Monday, 25 May 2009
Watch your words
Had an incredible few weeks at church - Roy's series on Cursing and Blessing was just powerful. Once again I am challenged to 'watch my mouth' as the words flowing out have power to shape my (and others) destiny (negative or positive)
“The language we use to communicate with one another is like a knife. In the hands of a careful and skilled surgeon, a knife can work to do great good. But in the hands of a careless or ignorant person, a knife can cause great harm.”
Exactly as it is with our words.”
What happens when I speak? Words spoken are more than a sound, they are a creative force (Prov 18:21) By changing the words you speak you can change your life experience. You can actually use the force of your words to change your feelings (2Cor 12:10)
Study the book of Proverbs - many verses speak of words as having incredible potential and influence in our everyday lives.
Proverbs 16:24 (Amplified Bible)
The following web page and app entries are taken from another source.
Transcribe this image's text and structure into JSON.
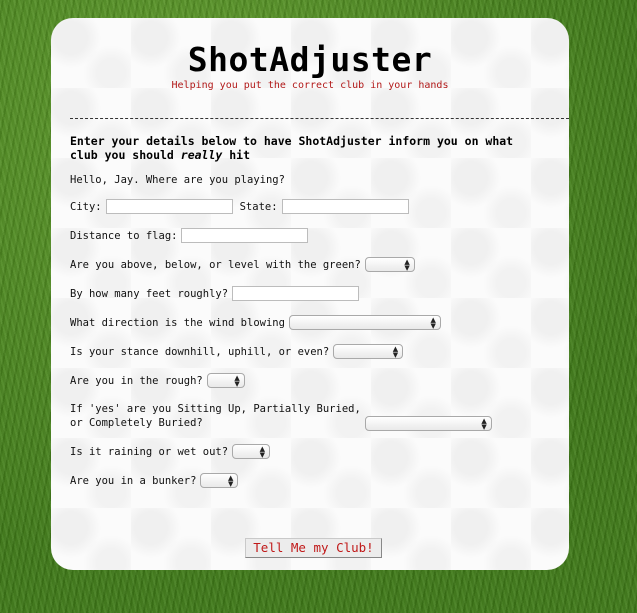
{
  "app": {
    "title": "ShotAdjuster",
    "subtitle": "Helping you put the correct club in your hands"
  },
  "intro": {
    "line1": "Enter your details below to have ShotAdjuster inform you on what",
    "line2_prefix": "club you should ",
    "line2_emph": "really",
    "line2_suffix": " hit"
  },
  "form": {
    "greeting": "Hello, Jay. Where are you playing?",
    "city_label": "City:",
    "city_value": "",
    "state_label": "State:",
    "state_value": "",
    "distance_label": "Distance to flag:",
    "distance_value": "",
    "elevation_label": "Are you above, below, or level with the green?",
    "elevation_value": "",
    "feet_label": "By how many feet roughly?",
    "feet_value": "",
    "wind_label": "What direction is the wind blowing",
    "wind_value": "",
    "stance_label": "Is your stance downhill, uphill, or even?",
    "stance_value": "",
    "rough_label": "Are you in the rough?",
    "rough_value": "",
    "lie_label_line1": "If 'yes' are you Sitting Up, Partially Buried,",
    "lie_label_line2": "or Completely Buried?",
    "lie_value": "",
    "rain_label": "Is it raining or wet out?",
    "rain_value": "",
    "bunker_label": "Are you in a bunker?",
    "bunker_value": "",
    "submit_label": "Tell Me my Club!"
  },
  "colors": {
    "subtitle": "#b21a1a",
    "submit_text": "#c01818",
    "grass": "#4f8a22"
  },
  "icons": {
    "select_arrow": "updown-arrows-icon"
  }
}
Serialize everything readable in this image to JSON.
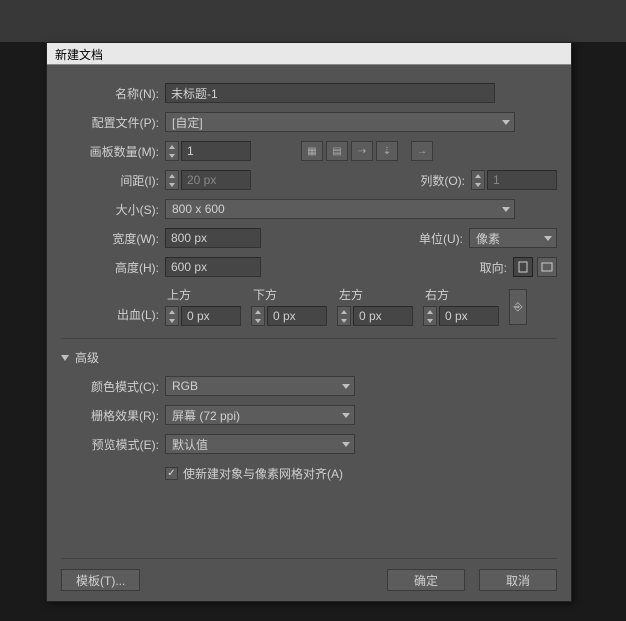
{
  "dialog": {
    "title": "新建文档",
    "name_label": "名称(N):",
    "name_value": "未标题-1",
    "profile_label": "配置文件(P):",
    "profile_value": "[自定]",
    "artboards_label": "画板数量(M):",
    "artboards_value": "1",
    "spacing_label": "间距(I):",
    "spacing_value": "20 px",
    "cols_label": "列数(O):",
    "cols_value": "1",
    "size_label": "大小(S):",
    "size_value": "800 x 600",
    "width_label": "宽度(W):",
    "width_value": "800 px",
    "units_label": "单位(U):",
    "units_value": "像素",
    "height_label": "高度(H):",
    "height_value": "600 px",
    "orient_label": "取向:",
    "bleed_label": "出血(L):",
    "bleed": {
      "top_h": "上方",
      "top_v": "0 px",
      "bot_h": "下方",
      "bot_v": "0 px",
      "left_h": "左方",
      "left_v": "0 px",
      "right_h": "右方",
      "right_v": "0 px"
    },
    "advanced_label": "高级",
    "colormode_label": "颜色模式(C):",
    "colormode_value": "RGB",
    "raster_label": "栅格效果(R):",
    "raster_value": "屏幕 (72 ppi)",
    "preview_label": "预览模式(E):",
    "preview_value": "默认值",
    "align_check_label": "使新建对象与像素网格对齐(A)",
    "template_btn": "模板(T)...",
    "ok_btn": "确定",
    "cancel_btn": "取消"
  }
}
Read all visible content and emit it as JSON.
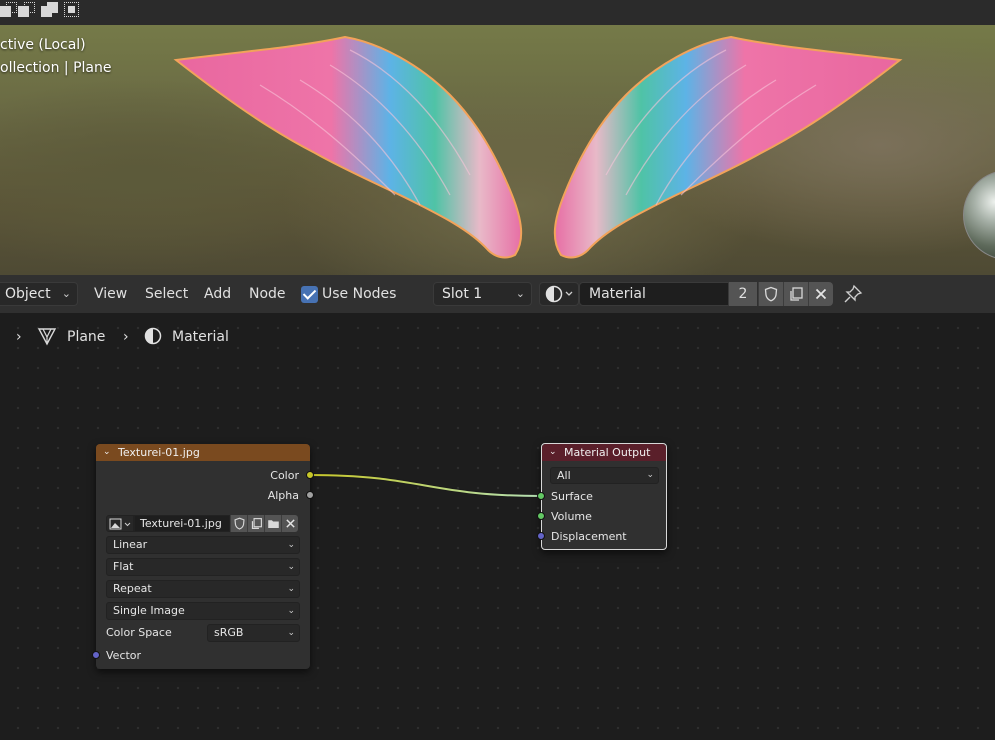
{
  "viewport": {
    "overlay_line1": "ctive (Local)",
    "overlay_line2": "ollection | Plane"
  },
  "header": {
    "mode_dropdown": "Object",
    "menus": [
      "View",
      "Select",
      "Add",
      "Node"
    ],
    "use_nodes_label": "Use Nodes",
    "use_nodes_checked": true,
    "slot_dropdown": "Slot 1",
    "material_name": "Material",
    "material_users": "2"
  },
  "breadcrumb": {
    "object": "Plane",
    "material": "Material"
  },
  "image_texture_node": {
    "title": "Texturei-01.jpg",
    "outputs": [
      "Color",
      "Alpha"
    ],
    "image_name": "Texturei-01.jpg",
    "interpolation": "Linear",
    "projection": "Flat",
    "extension": "Repeat",
    "source": "Single Image",
    "color_space_label": "Color Space",
    "color_space": "sRGB",
    "input": "Vector",
    "header_color": "#7a4a1f"
  },
  "material_output_node": {
    "title": "Material Output",
    "target": "All",
    "inputs": [
      "Surface",
      "Volume",
      "Displacement"
    ],
    "header_color": "#5a1f2a"
  },
  "colors": {
    "color_socket": "#c7c729",
    "alpha_socket": "#a1a1a1",
    "shader_socket": "#63c763",
    "vector_socket": "#6363c7",
    "accent": "#4772b3"
  }
}
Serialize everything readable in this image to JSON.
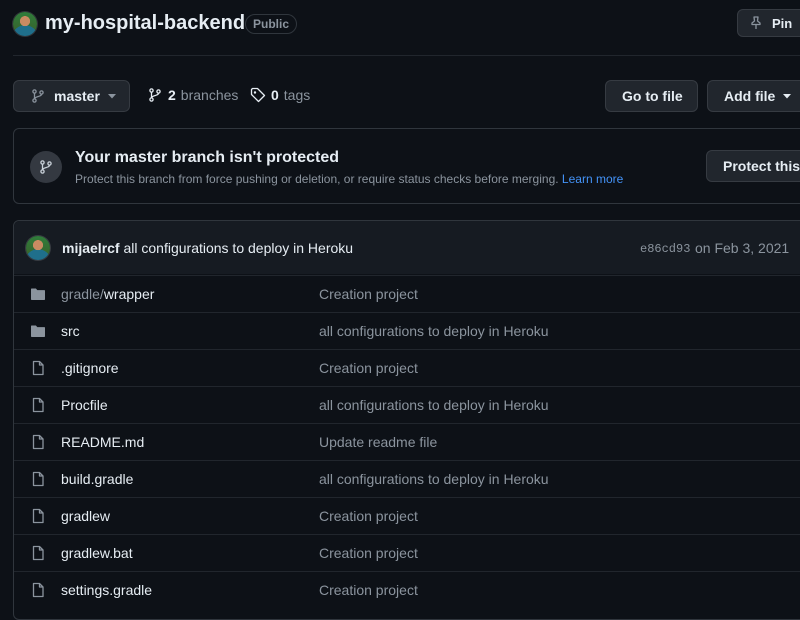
{
  "repo": {
    "name": "my-hospital-backend",
    "visibility": "Public",
    "pin_label": "Pin"
  },
  "toolbar": {
    "branch": "master",
    "branches_count": "2",
    "branches_label": "branches",
    "tags_count": "0",
    "tags_label": "tags",
    "go_to_file": "Go to file",
    "add_file": "Add file"
  },
  "protection": {
    "title": "Your master branch isn't protected",
    "description": "Protect this branch from force pushing or deletion, or require status checks before merging.",
    "learn_more": "Learn more",
    "button": "Protect this b"
  },
  "commit": {
    "author": "mijaelrcf",
    "message": "all configurations to deploy in Heroku",
    "sha": "e86cd93",
    "date": "on Feb 3, 2021"
  },
  "files": [
    {
      "type": "folder",
      "prefix": "gradle/",
      "name": "wrapper",
      "message": "Creation project"
    },
    {
      "type": "folder",
      "prefix": "",
      "name": "src",
      "message": "all configurations to deploy in Heroku"
    },
    {
      "type": "file",
      "prefix": "",
      "name": ".gitignore",
      "message": "Creation project"
    },
    {
      "type": "file",
      "prefix": "",
      "name": "Procfile",
      "message": "all configurations to deploy in Heroku"
    },
    {
      "type": "file",
      "prefix": "",
      "name": "README.md",
      "message": "Update readme file"
    },
    {
      "type": "file",
      "prefix": "",
      "name": "build.gradle",
      "message": "all configurations to deploy in Heroku"
    },
    {
      "type": "file",
      "prefix": "",
      "name": "gradlew",
      "message": "Creation project"
    },
    {
      "type": "file",
      "prefix": "",
      "name": "gradlew.bat",
      "message": "Creation project"
    },
    {
      "type": "file",
      "prefix": "",
      "name": "settings.gradle",
      "message": "Creation project"
    }
  ],
  "colors": {
    "background": "#0d1117",
    "border": "#30363d",
    "link": "#4493f8",
    "muted": "#8b949e"
  }
}
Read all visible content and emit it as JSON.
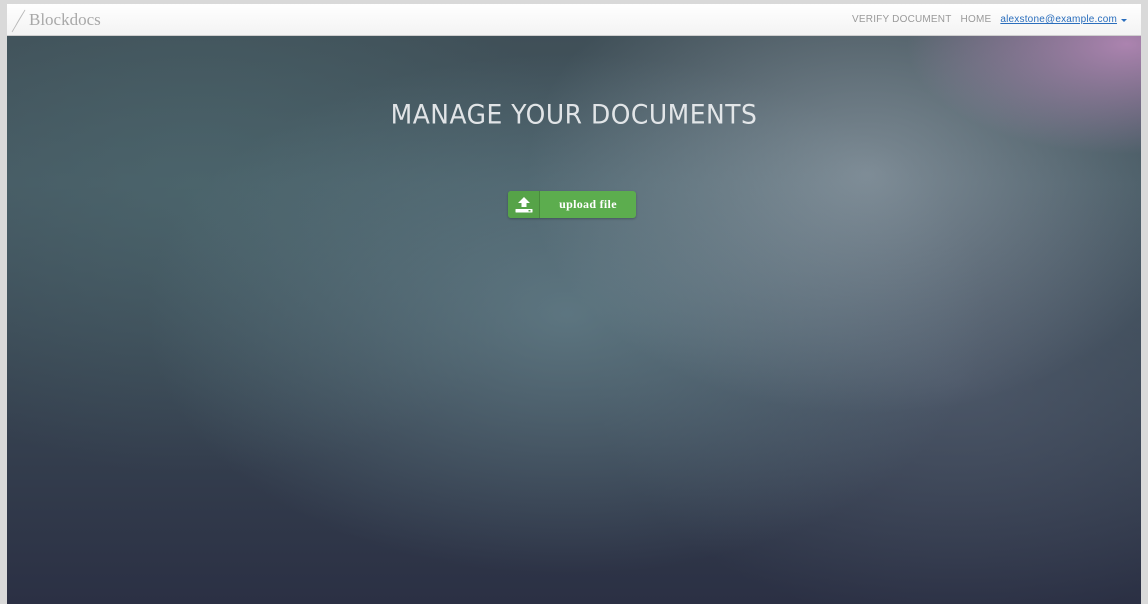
{
  "navbar": {
    "brand": "Blockdocs",
    "brand_icon": "feather-logo",
    "links": [
      "VERIFY DOCUMENT",
      "HOME"
    ],
    "user_email": "alexstone@example.com"
  },
  "hero": {
    "title": "MANAGE YOUR DOCUMENTS"
  },
  "upload": {
    "label": "upload file",
    "icon": "upload-icon",
    "color": "#5cad4e"
  }
}
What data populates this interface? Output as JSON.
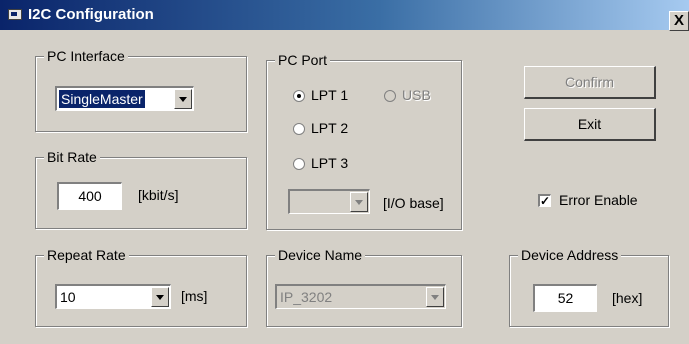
{
  "window": {
    "title": "I2C Configuration",
    "close_label": "X"
  },
  "pc_interface": {
    "legend": "PC Interface",
    "selected": "SingleMaster"
  },
  "bit_rate": {
    "legend": "Bit Rate",
    "value": "400",
    "unit": "[kbit/s]"
  },
  "repeat_rate": {
    "legend": "Repeat Rate",
    "selected": "10",
    "unit": "[ms]"
  },
  "pc_port": {
    "legend": "PC Port",
    "options": [
      {
        "label": "LPT 1",
        "checked": true,
        "enabled": true
      },
      {
        "label": "USB",
        "checked": false,
        "enabled": false
      },
      {
        "label": "LPT 2",
        "checked": false,
        "enabled": true
      },
      {
        "label": "LPT 3",
        "checked": false,
        "enabled": true
      }
    ],
    "io_base_value": "",
    "io_base_unit": "[I/O base]"
  },
  "device_name": {
    "legend": "Device Name",
    "selected": "IP_3202"
  },
  "buttons": {
    "confirm": "Confirm",
    "exit": "Exit"
  },
  "error_enable": {
    "label": "Error Enable",
    "checked": true,
    "mark": "✓"
  },
  "device_address": {
    "legend": "Device Address",
    "value": "52",
    "unit": "[hex]"
  }
}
Pleasant words are as a honeycomb, sweet to the mind and healing to the body.
Proverbs 11:11 (New Living Translation)
Upright citizens are good for a city and make it prosper, but the talk of the wicked tears it apart.
Proverbs 13:2 (New International Version)
From the fruit of his lips a man enjoys good things
Proverbs 12:18 (New International Version)
Reckless words pierce like a sword, but the tongue of the wise brings healing.
Proverbs 18:21 (New Living Translation)
The tongue can bring death or life; those who love to talk will reap the consequences.
Over the next few months, we at WOF are embarking on a mission to live 'complaint-free' - "Do everything without complaining" (Phil 2:14)
I remember Roy sharing a story with us of a monk who was only allowed to speak 2 words every 7 years. At the end of his first seven years, his overseer asked him what he would like to say. He said, "Bed hard", and turned and walked back to his silent world. At the end of another 7 years the overseer asked him what he would like to say. He said, "Food bad". After another 7 years , the overseer once again asked him what he would like to say. He said, "I quit". "It's a good job", said the overseer, "All you do is complain!"
You see it's not about how often we complain, but rather how much of your conversation is complaining in nature.
I'm working hard to stop complaining from creeping into my conversation.